The rich legacy of Sawai Jai Singh was carried forward by Sawai Ram Singh who was also a great visionary, and in whose regime came the Ram Niwas Bagh and Ram Bagh palace, which is now one of the most beautiful heritage hotels of the city. There are legendary anecdotes of Sawai Ram Singh of how he posed as a rich trader to entice the priest at the Govind Devji temple with a pouch full of coins to let him have darshan after the scheduled hours. The priest would have been fired but for his wit, people say. “I could never be dishonest but goddess Laxmi (pointing at the pouch) herself gave the order, so how could I disobey that?” he reportedly told the Maharaja in a witty vein and was let him off after a warning.

Jaipur owes a lot to the erstwhile rulers for their foresightedness and efforts in making it a culturally vibrant city and a seat of learning. They brought pundits, Sanskrit scholars, administrators, artistans and musicians from other states — all great masters in their respective fields — to build a city rich in all aspects. It is said for almost 11 years before the foundation of Jaipur was actually laid, prayers and yagnas, including Ashwamedha yagna were performed to seek divine blessings.
Jaipurites believe it is the power of those prayers that fortunately no natural calamity has ever struck the walled city so far.

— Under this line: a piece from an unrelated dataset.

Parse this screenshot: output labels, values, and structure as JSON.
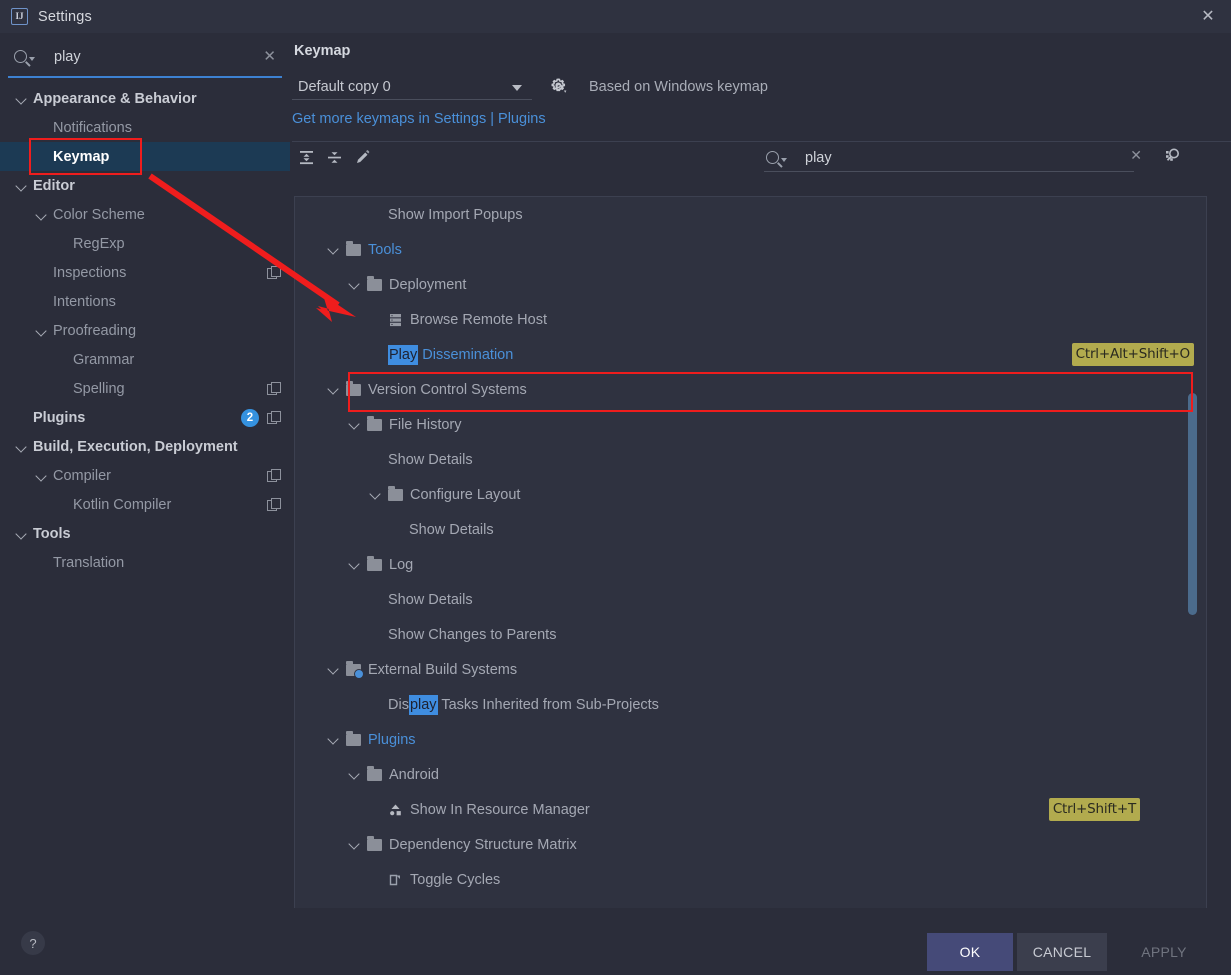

Even in 1981, when torrential rains caused havoc in the city, sweeping away the Officers Training School (OTS) at the JLN Marg, the walled city remained absolutely safe. That also speaks volumes of the excellent drainage system the walled city has.

“The city is expanding and modernisation is slowly creeping in, yet Jaipur has managed to keep its roots intact,” feels eminent cardiac thoracic surgeon Dr Gautam Sen. Triloki Das Khandelwal, founder of Social Security Foundation, goes down memory lane recollecting  grand jyonars (feasts) where hundreds of people sat in rows together to enjoy delicious food served in pattal donas (leaf plates). “Those were the times when even the elite took pride in serving the thirsty at water huts (pyao). Ek tehzib thi, nazakat aur sharafat ka daur tha wo (that was an era of sophistication and decency),” recalls the octogenarian. He has endless memories of the scented gulal gotas the Maharaja would throw to signal the festivities of Holi, the wrestling competitions and the royal processions.

Jaipur has nurtured classical music and takes special pride in the glorious traditions of Jaipur gharana of Kathak. Famous Dhrupad exponent Laxman Bhatt Tailang likes to describe Jaipur as vidya ki khan a rich treasure trove of talents and gives great credit to the erstwhile rulers for due protection to the arts and music.

The traffic congestion and pollution in old Jaipur has led many residents to move to new colonies. Dhruv Kumar — who grew up listening to nostalgic memoirs of his father of how they used to study under the footpath lights in Johri Bazar, and often heard the roars of tigers in the jungles of Amer — feels the intrinsic spirit of Jaipur is the bond of love and traditions.

Get a round-up of the day's top stories in your inbox

Check out all newsletters

Get a round-up of the day's top stories in your inbox